**WHAT IS NEEDED:** Where a line below holds the string "this", that line goes into the answer.

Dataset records
....
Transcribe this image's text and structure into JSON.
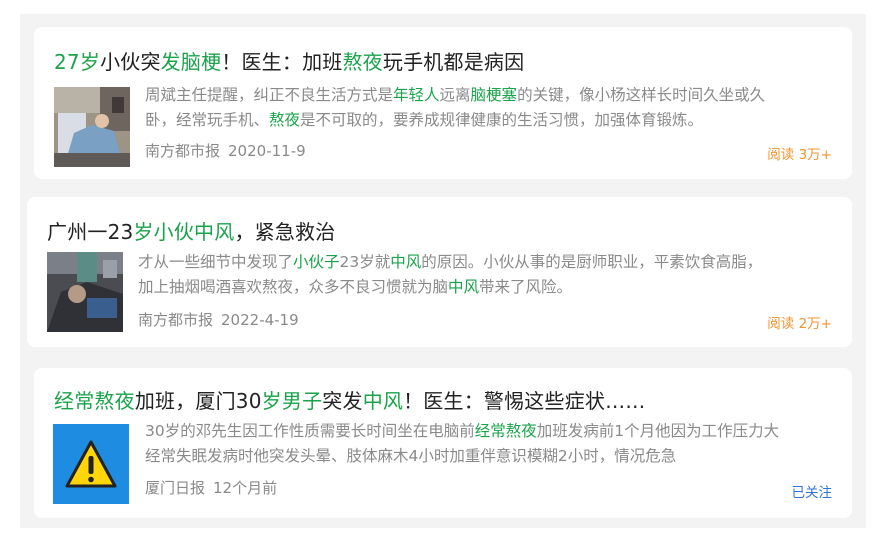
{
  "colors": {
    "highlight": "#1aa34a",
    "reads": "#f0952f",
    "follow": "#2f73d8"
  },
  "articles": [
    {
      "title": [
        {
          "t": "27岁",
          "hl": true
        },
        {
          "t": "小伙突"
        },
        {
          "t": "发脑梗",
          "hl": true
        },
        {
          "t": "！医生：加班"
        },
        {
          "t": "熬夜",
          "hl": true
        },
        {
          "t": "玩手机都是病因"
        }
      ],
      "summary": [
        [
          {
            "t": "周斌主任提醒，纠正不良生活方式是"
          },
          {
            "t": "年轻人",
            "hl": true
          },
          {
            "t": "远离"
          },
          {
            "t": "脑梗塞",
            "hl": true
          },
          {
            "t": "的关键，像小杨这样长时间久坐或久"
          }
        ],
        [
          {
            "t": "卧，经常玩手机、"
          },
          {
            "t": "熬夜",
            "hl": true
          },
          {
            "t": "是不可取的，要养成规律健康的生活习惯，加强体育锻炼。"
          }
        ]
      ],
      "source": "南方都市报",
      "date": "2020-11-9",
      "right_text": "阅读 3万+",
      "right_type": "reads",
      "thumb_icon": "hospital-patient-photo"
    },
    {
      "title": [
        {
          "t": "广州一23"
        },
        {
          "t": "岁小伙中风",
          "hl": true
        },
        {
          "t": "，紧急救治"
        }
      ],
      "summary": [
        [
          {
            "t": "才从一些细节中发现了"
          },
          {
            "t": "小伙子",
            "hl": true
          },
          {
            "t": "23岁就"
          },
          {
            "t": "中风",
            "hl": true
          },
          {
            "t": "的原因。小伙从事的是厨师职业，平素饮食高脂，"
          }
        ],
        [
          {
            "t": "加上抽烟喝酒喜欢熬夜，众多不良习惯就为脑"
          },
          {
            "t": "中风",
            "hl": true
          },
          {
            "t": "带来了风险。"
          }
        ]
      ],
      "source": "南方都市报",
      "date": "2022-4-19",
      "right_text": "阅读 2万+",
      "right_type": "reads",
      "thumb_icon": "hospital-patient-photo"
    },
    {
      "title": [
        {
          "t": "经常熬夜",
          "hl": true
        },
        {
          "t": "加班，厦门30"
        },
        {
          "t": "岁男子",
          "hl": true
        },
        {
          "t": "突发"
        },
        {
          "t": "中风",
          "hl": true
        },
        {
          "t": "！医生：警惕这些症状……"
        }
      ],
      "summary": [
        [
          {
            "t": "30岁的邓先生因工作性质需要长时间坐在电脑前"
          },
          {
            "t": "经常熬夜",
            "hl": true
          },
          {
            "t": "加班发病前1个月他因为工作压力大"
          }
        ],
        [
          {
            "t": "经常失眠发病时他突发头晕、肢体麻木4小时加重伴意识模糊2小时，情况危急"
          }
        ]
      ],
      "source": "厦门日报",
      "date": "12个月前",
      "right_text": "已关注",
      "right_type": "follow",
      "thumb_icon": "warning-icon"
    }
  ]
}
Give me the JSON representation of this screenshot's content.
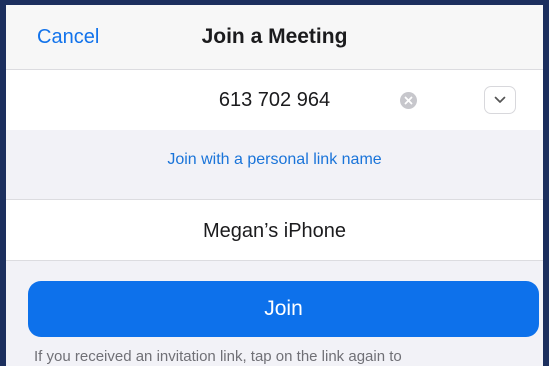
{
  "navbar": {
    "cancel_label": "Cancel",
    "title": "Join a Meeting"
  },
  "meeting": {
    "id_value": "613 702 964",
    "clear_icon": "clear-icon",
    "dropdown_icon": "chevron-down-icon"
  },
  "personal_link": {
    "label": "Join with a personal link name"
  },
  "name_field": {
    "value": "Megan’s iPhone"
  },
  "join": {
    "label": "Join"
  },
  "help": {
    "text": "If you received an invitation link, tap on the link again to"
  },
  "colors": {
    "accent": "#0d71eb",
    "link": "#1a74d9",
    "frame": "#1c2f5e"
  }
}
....
**TASK OUTPUT:**
Transcribe this image's text and structure into JSON.
Give me the JSON representation of this screenshot's content.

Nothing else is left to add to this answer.